Set down each record exactly as written.

-------- DATASET

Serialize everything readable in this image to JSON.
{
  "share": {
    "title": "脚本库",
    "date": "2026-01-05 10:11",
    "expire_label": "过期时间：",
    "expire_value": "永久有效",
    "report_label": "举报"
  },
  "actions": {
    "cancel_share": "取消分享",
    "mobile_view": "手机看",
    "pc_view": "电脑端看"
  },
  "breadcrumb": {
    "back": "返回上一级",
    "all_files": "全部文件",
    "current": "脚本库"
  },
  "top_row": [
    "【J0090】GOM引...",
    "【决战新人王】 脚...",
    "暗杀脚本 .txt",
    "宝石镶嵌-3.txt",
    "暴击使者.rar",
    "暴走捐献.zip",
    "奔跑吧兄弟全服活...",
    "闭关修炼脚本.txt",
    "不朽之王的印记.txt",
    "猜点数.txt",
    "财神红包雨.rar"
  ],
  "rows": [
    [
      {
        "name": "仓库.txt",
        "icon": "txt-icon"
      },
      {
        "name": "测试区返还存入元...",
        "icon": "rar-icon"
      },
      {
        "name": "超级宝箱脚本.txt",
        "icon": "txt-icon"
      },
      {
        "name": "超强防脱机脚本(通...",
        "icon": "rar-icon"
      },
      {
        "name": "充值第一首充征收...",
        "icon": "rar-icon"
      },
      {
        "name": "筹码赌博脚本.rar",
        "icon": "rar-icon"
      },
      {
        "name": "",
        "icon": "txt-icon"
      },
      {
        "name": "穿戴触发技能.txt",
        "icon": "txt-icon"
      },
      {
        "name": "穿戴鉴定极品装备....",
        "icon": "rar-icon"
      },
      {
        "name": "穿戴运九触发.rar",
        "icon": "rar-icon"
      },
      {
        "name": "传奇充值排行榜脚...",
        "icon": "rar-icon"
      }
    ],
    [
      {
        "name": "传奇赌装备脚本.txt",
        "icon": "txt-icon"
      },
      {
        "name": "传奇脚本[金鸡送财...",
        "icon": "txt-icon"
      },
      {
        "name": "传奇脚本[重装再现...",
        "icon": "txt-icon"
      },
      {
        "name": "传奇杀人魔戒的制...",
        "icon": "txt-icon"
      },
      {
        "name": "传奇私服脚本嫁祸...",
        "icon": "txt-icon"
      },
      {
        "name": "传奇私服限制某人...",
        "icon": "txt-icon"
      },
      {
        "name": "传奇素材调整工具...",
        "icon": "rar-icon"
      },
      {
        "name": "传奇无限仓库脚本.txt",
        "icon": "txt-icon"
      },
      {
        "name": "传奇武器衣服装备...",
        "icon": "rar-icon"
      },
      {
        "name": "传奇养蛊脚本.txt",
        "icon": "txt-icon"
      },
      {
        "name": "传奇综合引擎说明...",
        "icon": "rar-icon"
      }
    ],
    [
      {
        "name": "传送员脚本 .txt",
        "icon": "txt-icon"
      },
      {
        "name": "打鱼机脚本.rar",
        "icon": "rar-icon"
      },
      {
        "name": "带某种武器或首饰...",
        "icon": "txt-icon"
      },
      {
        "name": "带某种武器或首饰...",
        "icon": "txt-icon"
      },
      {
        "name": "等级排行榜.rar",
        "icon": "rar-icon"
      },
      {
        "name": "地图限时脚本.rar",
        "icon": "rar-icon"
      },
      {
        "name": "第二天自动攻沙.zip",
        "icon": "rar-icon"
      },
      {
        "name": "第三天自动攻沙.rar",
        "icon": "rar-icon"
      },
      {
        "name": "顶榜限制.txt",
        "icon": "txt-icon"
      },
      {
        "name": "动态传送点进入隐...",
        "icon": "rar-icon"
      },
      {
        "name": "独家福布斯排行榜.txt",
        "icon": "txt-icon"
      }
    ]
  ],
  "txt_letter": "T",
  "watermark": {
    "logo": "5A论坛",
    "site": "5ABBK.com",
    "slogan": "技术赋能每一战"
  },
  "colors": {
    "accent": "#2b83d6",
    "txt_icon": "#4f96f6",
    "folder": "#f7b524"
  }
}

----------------

■ SOLUTION TO THIS EXERCISE ■
Serialize everything readable in this image to JSON.
{
  "share": {
    "title": "脚本库",
    "date": "2026-01-05 10:11",
    "expire_label": "过期时间：",
    "expire_value": "永久有效",
    "report_label": "举报"
  },
  "actions": {
    "cancel_share": "取消分享",
    "mobile_view": "手机看",
    "pc_view": "电脑端看"
  },
  "breadcrumb": {
    "back": "返回上一级",
    "all_files": "全部文件",
    "current": "脚本库"
  },
  "top_row": [
    "【J0090】GOM引...",
    "【决战新人王】 脚...",
    "暗杀脚本 .txt",
    "宝石镶嵌-3.txt",
    "暴击使者.rar",
    "暴走捐献.zip",
    "奔跑吧兄弟全服活...",
    "闭关修炼脚本.txt",
    "不朽之王的印记.txt",
    "猜点数.txt",
    "财神红包雨.rar"
  ],
  "rows": [
    [
      {
        "name": "仓库.txt",
        "icon": "txt-icon"
      },
      {
        "name": "测试区返还存入元...",
        "icon": "rar-icon"
      },
      {
        "name": "超级宝箱脚本.txt",
        "icon": "txt-icon"
      },
      {
        "name": "超强防脱机脚本(通...",
        "icon": "rar-icon"
      },
      {
        "name": "充值第一首充征收...",
        "icon": "rar-icon"
      },
      {
        "name": "筹码赌博脚本.rar",
        "icon": "rar-icon"
      },
      {
        "name": "",
        "icon": "txt-icon"
      },
      {
        "name": "穿戴触发技能.txt",
        "icon": "txt-icon"
      },
      {
        "name": "穿戴鉴定极品装备....",
        "icon": "rar-icon"
      },
      {
        "name": "穿戴运九触发.rar",
        "icon": "rar-icon"
      },
      {
        "name": "传奇充值排行榜脚...",
        "icon": "rar-icon"
      }
    ],
    [
      {
        "name": "传奇赌装备脚本.txt",
        "icon": "txt-icon"
      },
      {
        "name": "传奇脚本[金鸡送财...",
        "icon": "txt-icon"
      },
      {
        "name": "传奇脚本[重装再现...",
        "icon": "txt-icon"
      },
      {
        "name": "传奇杀人魔戒的制...",
        "icon": "txt-icon"
      },
      {
        "name": "传奇私服脚本嫁祸...",
        "icon": "txt-icon"
      },
      {
        "name": "传奇私服限制某人...",
        "icon": "txt-icon"
      },
      {
        "name": "传奇素材调整工具...",
        "icon": "rar-icon"
      },
      {
        "name": "传奇无限仓库脚本.txt",
        "icon": "txt-icon"
      },
      {
        "name": "传奇武器衣服装备...",
        "icon": "rar-icon"
      },
      {
        "name": "传奇养蛊脚本.txt",
        "icon": "txt-icon"
      },
      {
        "name": "传奇综合引擎说明...",
        "icon": "rar-icon"
      }
    ],
    [
      {
        "name": "传送员脚本 .txt",
        "icon": "txt-icon"
      },
      {
        "name": "打鱼机脚本.rar",
        "icon": "rar-icon"
      },
      {
        "name": "带某种武器或首饰...",
        "icon": "txt-icon"
      },
      {
        "name": "带某种武器或首饰...",
        "icon": "txt-icon"
      },
      {
        "name": "等级排行榜.rar",
        "icon": "rar-icon"
      },
      {
        "name": "地图限时脚本.rar",
        "icon": "rar-icon"
      },
      {
        "name": "第二天自动攻沙.zip",
        "icon": "rar-icon"
      },
      {
        "name": "第三天自动攻沙.rar",
        "icon": "rar-icon"
      },
      {
        "name": "顶榜限制.txt",
        "icon": "txt-icon"
      },
      {
        "name": "动态传送点进入隐...",
        "icon": "rar-icon"
      },
      {
        "name": "独家福布斯排行榜.txt",
        "icon": "txt-icon"
      }
    ]
  ],
  "txt_letter": "T",
  "watermark": {
    "logo": "5A论坛",
    "site": "5ABBK.com",
    "slogan": "技术赋能每一战"
  },
  "colors": {
    "accent": "#2b83d6",
    "txt_icon": "#4f96f6",
    "folder": "#f7b524"
  }
}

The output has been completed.